_RECORDS FOR THE TASK_
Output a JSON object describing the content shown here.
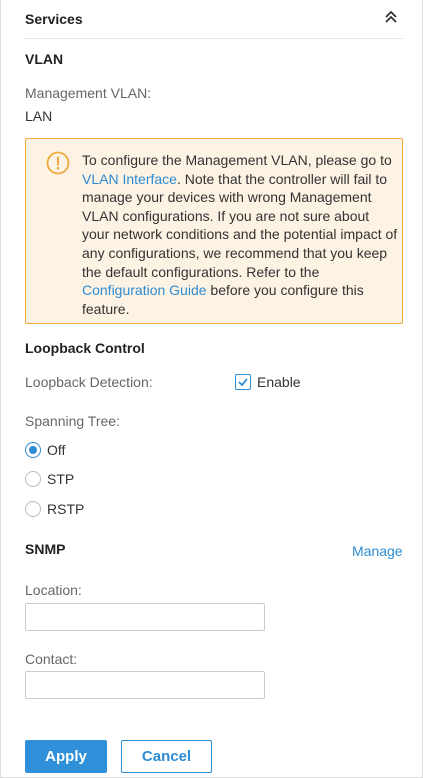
{
  "header": {
    "title": "Services",
    "collapse_icon": "double-chevron-up-icon"
  },
  "vlan": {
    "title": "VLAN",
    "mgmt_label": "Management VLAN:",
    "mgmt_value": "LAN",
    "notice": {
      "icon": "warning-icon",
      "accent_color": "#f0a93c",
      "text_before_link1": "To configure the Management VLAN, please go to ",
      "link1": "VLAN Interface",
      "text_after_link1": ". Note that the controller will fail to manage your devices with wrong Management VLAN configurations. If you are not sure about your network conditions and the potential impact of any configurations, we recommend that you keep the default configurations. Refer to the ",
      "link2": "Configuration Guide",
      "text_after_link2": " before you configure this feature."
    }
  },
  "loopback": {
    "title": "Loopback Control",
    "detection_label": "Loopback Detection:",
    "enable_label": "Enable",
    "enable_checked": true,
    "spanning_tree_label": "Spanning Tree:",
    "options": [
      {
        "label": "Off",
        "selected": true
      },
      {
        "label": "STP",
        "selected": false
      },
      {
        "label": "RSTP",
        "selected": false
      }
    ]
  },
  "snmp": {
    "title": "SNMP",
    "manage_link": "Manage",
    "location_label": "Location:",
    "location_value": "",
    "contact_label": "Contact:",
    "contact_value": ""
  },
  "actions": {
    "apply": "Apply",
    "cancel": "Cancel"
  },
  "colors": {
    "accent": "#2e8cd3",
    "primary_button": "#2f8fd8",
    "notice_bg": "#fdf3e4"
  }
}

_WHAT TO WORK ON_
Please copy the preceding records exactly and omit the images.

_SOLUTION TO THIS PROBLEM_
Output a JSON object describing the content shown here.
{
  "header": {
    "title": "Services",
    "collapse_icon": "double-chevron-up-icon"
  },
  "vlan": {
    "title": "VLAN",
    "mgmt_label": "Management VLAN:",
    "mgmt_value": "LAN",
    "notice": {
      "icon": "warning-icon",
      "accent_color": "#f0a93c",
      "text_before_link1": "To configure the Management VLAN, please go to ",
      "link1": "VLAN Interface",
      "text_after_link1": ". Note that the controller will fail to manage your devices with wrong Management VLAN configurations. If you are not sure about your network conditions and the potential impact of any configurations, we recommend that you keep the default configurations. Refer to the ",
      "link2": "Configuration Guide",
      "text_after_link2": " before you configure this feature."
    }
  },
  "loopback": {
    "title": "Loopback Control",
    "detection_label": "Loopback Detection:",
    "enable_label": "Enable",
    "enable_checked": true,
    "spanning_tree_label": "Spanning Tree:",
    "options": [
      {
        "label": "Off",
        "selected": true
      },
      {
        "label": "STP",
        "selected": false
      },
      {
        "label": "RSTP",
        "selected": false
      }
    ]
  },
  "snmp": {
    "title": "SNMP",
    "manage_link": "Manage",
    "location_label": "Location:",
    "location_value": "",
    "contact_label": "Contact:",
    "contact_value": ""
  },
  "actions": {
    "apply": "Apply",
    "cancel": "Cancel"
  },
  "colors": {
    "accent": "#2e8cd3",
    "primary_button": "#2f8fd8",
    "notice_bg": "#fdf3e4"
  }
}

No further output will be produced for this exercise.